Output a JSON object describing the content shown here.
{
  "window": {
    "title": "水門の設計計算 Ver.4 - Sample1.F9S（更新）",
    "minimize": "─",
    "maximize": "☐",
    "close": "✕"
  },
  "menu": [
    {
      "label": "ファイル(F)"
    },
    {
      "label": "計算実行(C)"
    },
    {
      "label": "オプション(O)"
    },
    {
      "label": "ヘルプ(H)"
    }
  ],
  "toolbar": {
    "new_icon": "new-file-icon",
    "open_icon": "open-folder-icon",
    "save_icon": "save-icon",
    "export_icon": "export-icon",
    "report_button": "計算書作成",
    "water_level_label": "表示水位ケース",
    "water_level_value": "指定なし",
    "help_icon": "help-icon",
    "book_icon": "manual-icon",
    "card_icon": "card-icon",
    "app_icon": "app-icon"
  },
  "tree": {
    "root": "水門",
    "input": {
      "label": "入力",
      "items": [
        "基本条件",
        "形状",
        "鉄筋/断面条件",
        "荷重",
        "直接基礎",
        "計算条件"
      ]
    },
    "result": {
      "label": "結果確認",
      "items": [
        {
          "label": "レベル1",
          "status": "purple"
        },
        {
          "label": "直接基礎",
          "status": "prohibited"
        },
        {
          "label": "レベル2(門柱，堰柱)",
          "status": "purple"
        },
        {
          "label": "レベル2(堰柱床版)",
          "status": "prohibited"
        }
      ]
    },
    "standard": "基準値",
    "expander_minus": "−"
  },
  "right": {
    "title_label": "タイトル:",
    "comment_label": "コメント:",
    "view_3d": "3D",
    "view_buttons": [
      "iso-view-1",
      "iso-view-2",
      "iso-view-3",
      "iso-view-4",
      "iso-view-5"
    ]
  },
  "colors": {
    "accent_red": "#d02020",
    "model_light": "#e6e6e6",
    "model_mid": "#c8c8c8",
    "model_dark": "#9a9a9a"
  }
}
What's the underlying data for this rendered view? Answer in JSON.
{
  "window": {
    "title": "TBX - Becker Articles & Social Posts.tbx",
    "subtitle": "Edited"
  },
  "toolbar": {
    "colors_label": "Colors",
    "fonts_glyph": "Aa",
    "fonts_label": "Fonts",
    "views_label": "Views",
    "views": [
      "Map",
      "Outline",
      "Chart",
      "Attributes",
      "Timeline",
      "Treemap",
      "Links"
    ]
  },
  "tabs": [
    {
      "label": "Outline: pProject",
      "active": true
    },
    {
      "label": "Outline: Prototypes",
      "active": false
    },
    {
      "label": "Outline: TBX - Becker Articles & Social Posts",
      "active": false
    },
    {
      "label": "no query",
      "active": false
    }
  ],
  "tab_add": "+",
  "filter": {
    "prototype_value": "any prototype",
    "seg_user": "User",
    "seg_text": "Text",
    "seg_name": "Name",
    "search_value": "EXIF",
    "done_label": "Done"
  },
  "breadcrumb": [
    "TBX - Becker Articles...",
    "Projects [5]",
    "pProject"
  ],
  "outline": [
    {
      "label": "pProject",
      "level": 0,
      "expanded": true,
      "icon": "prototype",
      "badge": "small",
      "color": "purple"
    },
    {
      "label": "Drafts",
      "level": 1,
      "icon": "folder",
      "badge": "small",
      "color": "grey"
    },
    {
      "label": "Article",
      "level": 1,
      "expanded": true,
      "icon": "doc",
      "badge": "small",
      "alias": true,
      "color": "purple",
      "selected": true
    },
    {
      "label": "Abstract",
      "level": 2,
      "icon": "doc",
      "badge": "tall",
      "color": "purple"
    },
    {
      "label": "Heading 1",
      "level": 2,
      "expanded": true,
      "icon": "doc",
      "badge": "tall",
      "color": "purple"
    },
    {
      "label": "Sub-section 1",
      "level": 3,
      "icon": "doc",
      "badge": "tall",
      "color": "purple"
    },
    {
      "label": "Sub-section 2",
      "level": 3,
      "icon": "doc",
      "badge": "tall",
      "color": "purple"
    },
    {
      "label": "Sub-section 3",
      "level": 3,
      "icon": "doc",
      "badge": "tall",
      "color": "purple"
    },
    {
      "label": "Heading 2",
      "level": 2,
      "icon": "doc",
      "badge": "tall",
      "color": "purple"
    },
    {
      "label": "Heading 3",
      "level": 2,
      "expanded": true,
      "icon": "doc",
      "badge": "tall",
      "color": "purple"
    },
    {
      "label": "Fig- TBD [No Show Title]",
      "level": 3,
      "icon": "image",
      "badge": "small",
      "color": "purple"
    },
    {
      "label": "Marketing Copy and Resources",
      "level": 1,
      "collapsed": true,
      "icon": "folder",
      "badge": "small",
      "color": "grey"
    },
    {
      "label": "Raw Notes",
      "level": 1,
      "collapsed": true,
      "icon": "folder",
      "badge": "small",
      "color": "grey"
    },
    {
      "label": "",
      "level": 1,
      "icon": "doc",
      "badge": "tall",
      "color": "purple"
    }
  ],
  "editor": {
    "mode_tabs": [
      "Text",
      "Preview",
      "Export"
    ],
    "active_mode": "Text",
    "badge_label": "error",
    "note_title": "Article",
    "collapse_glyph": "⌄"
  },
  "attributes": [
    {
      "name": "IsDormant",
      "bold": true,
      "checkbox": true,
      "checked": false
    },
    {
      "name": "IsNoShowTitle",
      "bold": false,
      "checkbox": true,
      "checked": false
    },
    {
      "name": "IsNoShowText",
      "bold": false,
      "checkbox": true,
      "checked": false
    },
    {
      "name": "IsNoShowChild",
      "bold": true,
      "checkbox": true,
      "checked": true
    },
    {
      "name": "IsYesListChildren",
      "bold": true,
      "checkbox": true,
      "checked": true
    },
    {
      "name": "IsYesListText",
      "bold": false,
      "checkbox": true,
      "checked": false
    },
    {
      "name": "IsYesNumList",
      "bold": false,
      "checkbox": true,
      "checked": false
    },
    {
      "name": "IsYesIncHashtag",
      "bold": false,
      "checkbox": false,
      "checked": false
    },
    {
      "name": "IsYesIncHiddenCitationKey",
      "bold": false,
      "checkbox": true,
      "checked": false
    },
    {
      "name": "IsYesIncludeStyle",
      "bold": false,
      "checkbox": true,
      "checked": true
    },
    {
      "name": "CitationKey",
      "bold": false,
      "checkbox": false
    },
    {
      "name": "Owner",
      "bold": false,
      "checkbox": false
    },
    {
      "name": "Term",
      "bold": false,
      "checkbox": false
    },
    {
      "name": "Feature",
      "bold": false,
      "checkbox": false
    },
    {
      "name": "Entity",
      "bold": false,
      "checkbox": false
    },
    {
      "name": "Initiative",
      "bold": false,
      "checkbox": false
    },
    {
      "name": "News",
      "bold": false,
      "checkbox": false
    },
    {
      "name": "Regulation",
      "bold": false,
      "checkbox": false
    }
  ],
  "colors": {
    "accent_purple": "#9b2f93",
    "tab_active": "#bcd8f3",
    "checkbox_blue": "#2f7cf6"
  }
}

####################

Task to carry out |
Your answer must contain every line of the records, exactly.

Response for this exercise |
Output a JSON object describing the content shown here.
{
  "window": {
    "title": "水門の設計計算 Ver.4 - Sample1.F9S（更新）",
    "minimize": "─",
    "maximize": "☐",
    "close": "✕"
  },
  "menu": [
    {
      "label": "ファイル(F)"
    },
    {
      "label": "計算実行(C)"
    },
    {
      "label": "オプション(O)"
    },
    {
      "label": "ヘルプ(H)"
    }
  ],
  "toolbar": {
    "new_icon": "new-file-icon",
    "open_icon": "open-folder-icon",
    "save_icon": "save-icon",
    "export_icon": "export-icon",
    "report_button": "計算書作成",
    "water_level_label": "表示水位ケース",
    "water_level_value": "指定なし",
    "help_icon": "help-icon",
    "book_icon": "manual-icon",
    "card_icon": "card-icon",
    "app_icon": "app-icon"
  },
  "tree": {
    "root": "水門",
    "input": {
      "label": "入力",
      "items": [
        "基本条件",
        "形状",
        "鉄筋/断面条件",
        "荷重",
        "直接基礎",
        "計算条件"
      ]
    },
    "result": {
      "label": "結果確認",
      "items": [
        {
          "label": "レベル1",
          "status": "purple"
        },
        {
          "label": "直接基礎",
          "status": "prohibited"
        },
        {
          "label": "レベル2(門柱，堰柱)",
          "status": "purple"
        },
        {
          "label": "レベル2(堰柱床版)",
          "status": "prohibited"
        }
      ]
    },
    "standard": "基準値",
    "expander_minus": "−"
  },
  "right": {
    "title_label": "タイトル:",
    "comment_label": "コメント:",
    "view_3d": "3D",
    "view_buttons": [
      "iso-view-1",
      "iso-view-2",
      "iso-view-3",
      "iso-view-4",
      "iso-view-5"
    ]
  },
  "colors": {
    "accent_red": "#d02020",
    "model_light": "#e6e6e6",
    "model_mid": "#c8c8c8",
    "model_dark": "#9a9a9a"
  }
}
What's the underlying data for this rendered view? Answer in JSON.
{
  "window": {
    "title": "TBX - Becker Articles & Social Posts.tbx",
    "subtitle": "Edited"
  },
  "toolbar": {
    "colors_label": "Colors",
    "fonts_glyph": "Aa",
    "fonts_label": "Fonts",
    "views_label": "Views",
    "views": [
      "Map",
      "Outline",
      "Chart",
      "Attributes",
      "Timeline",
      "Treemap",
      "Links"
    ]
  },
  "tabs": [
    {
      "label": "Outline: pProject",
      "active": true
    },
    {
      "label": "Outline: Prototypes",
      "active": false
    },
    {
      "label": "Outline: TBX - Becker Articles & Social Posts",
      "active": false
    },
    {
      "label": "no query",
      "active": false
    }
  ],
  "tab_add": "+",
  "filter": {
    "prototype_value": "any prototype",
    "seg_user": "User",
    "seg_text": "Text",
    "seg_name": "Name",
    "search_value": "EXIF",
    "done_label": "Done"
  },
  "breadcrumb": [
    "TBX - Becker Articles...",
    "Projects [5]",
    "pProject"
  ],
  "outline": [
    {
      "label": "pProject",
      "level": 0,
      "expanded": true,
      "icon": "prototype",
      "badge": "small",
      "color": "purple"
    },
    {
      "label": "Drafts",
      "level": 1,
      "icon": "folder",
      "badge": "small",
      "color": "grey"
    },
    {
      "label": "Article",
      "level": 1,
      "expanded": true,
      "icon": "doc",
      "badge": "small",
      "alias": true,
      "color": "purple",
      "selected": true
    },
    {
      "label": "Abstract",
      "level": 2,
      "icon": "doc",
      "badge": "tall",
      "color": "purple"
    },
    {
      "label": "Heading 1",
      "level": 2,
      "expanded": true,
      "icon": "doc",
      "badge": "tall",
      "color": "purple"
    },
    {
      "label": "Sub-section 1",
      "level": 3,
      "icon": "doc",
      "badge": "tall",
      "color": "purple"
    },
    {
      "label": "Sub-section 2",
      "level": 3,
      "icon": "doc",
      "badge": "tall",
      "color": "purple"
    },
    {
      "label": "Sub-section 3",
      "level": 3,
      "icon": "doc",
      "badge": "tall",
      "color": "purple"
    },
    {
      "label": "Heading 2",
      "level": 2,
      "icon": "doc",
      "badge": "tall",
      "color": "purple"
    },
    {
      "label": "Heading 3",
      "level": 2,
      "expanded": true,
      "icon": "doc",
      "badge": "tall",
      "color": "purple"
    },
    {
      "label": "Fig- TBD [No Show Title]",
      "level": 3,
      "icon": "image",
      "badge": "small",
      "color": "purple"
    },
    {
      "label": "Marketing Copy and Resources",
      "level": 1,
      "collapsed": true,
      "icon": "folder",
      "badge": "small",
      "color": "grey"
    },
    {
      "label": "Raw Notes",
      "level": 1,
      "collapsed": true,
      "icon": "folder",
      "badge": "small",
      "color": "grey"
    },
    {
      "label": "",
      "level": 1,
      "icon": "doc",
      "badge": "tall",
      "color": "purple"
    }
  ],
  "editor": {
    "mode_tabs": [
      "Text",
      "Preview",
      "Export"
    ],
    "active_mode": "Text",
    "badge_label": "error",
    "note_title": "Article",
    "collapse_glyph": "⌄"
  },
  "attributes": [
    {
      "name": "IsDormant",
      "bold": true,
      "checkbox": true,
      "checked": false
    },
    {
      "name": "IsNoShowTitle",
      "bold": false,
      "checkbox": true,
      "checked": false
    },
    {
      "name": "IsNoShowText",
      "bold": false,
      "checkbox": true,
      "checked": false
    },
    {
      "name": "IsNoShowChild",
      "bold": true,
      "checkbox": true,
      "checked": true
    },
    {
      "name": "IsYesListChildren",
      "bold": true,
      "checkbox": true,
      "checked": true
    },
    {
      "name": "IsYesListText",
      "bold": false,
      "checkbox": true,
      "checked": false
    },
    {
      "name": "IsYesNumList",
      "bold": false,
      "checkbox": true,
      "checked": false
    },
    {
      "name": "IsYesIncHashtag",
      "bold": false,
      "checkbox": false,
      "checked": false
    },
    {
      "name": "IsYesIncHiddenCitationKey",
      "bold": false,
      "checkbox": true,
      "checked": false
    },
    {
      "name": "IsYesIncludeStyle",
      "bold": false,
      "checkbox": true,
      "checked": true
    },
    {
      "name": "CitationKey",
      "bold": false,
      "checkbox": false
    },
    {
      "name": "Owner",
      "bold": false,
      "checkbox": false
    },
    {
      "name": "Term",
      "bold": false,
      "checkbox": false
    },
    {
      "name": "Feature",
      "bold": false,
      "checkbox": false
    },
    {
      "name": "Entity",
      "bold": false,
      "checkbox": false
    },
    {
      "name": "Initiative",
      "bold": false,
      "checkbox": false
    },
    {
      "name": "News",
      "bold": false,
      "checkbox": false
    },
    {
      "name": "Regulation",
      "bold": false,
      "checkbox": false
    }
  ],
  "colors": {
    "accent_purple": "#9b2f93",
    "tab_active": "#bcd8f3",
    "checkbox_blue": "#2f7cf6"
  }
}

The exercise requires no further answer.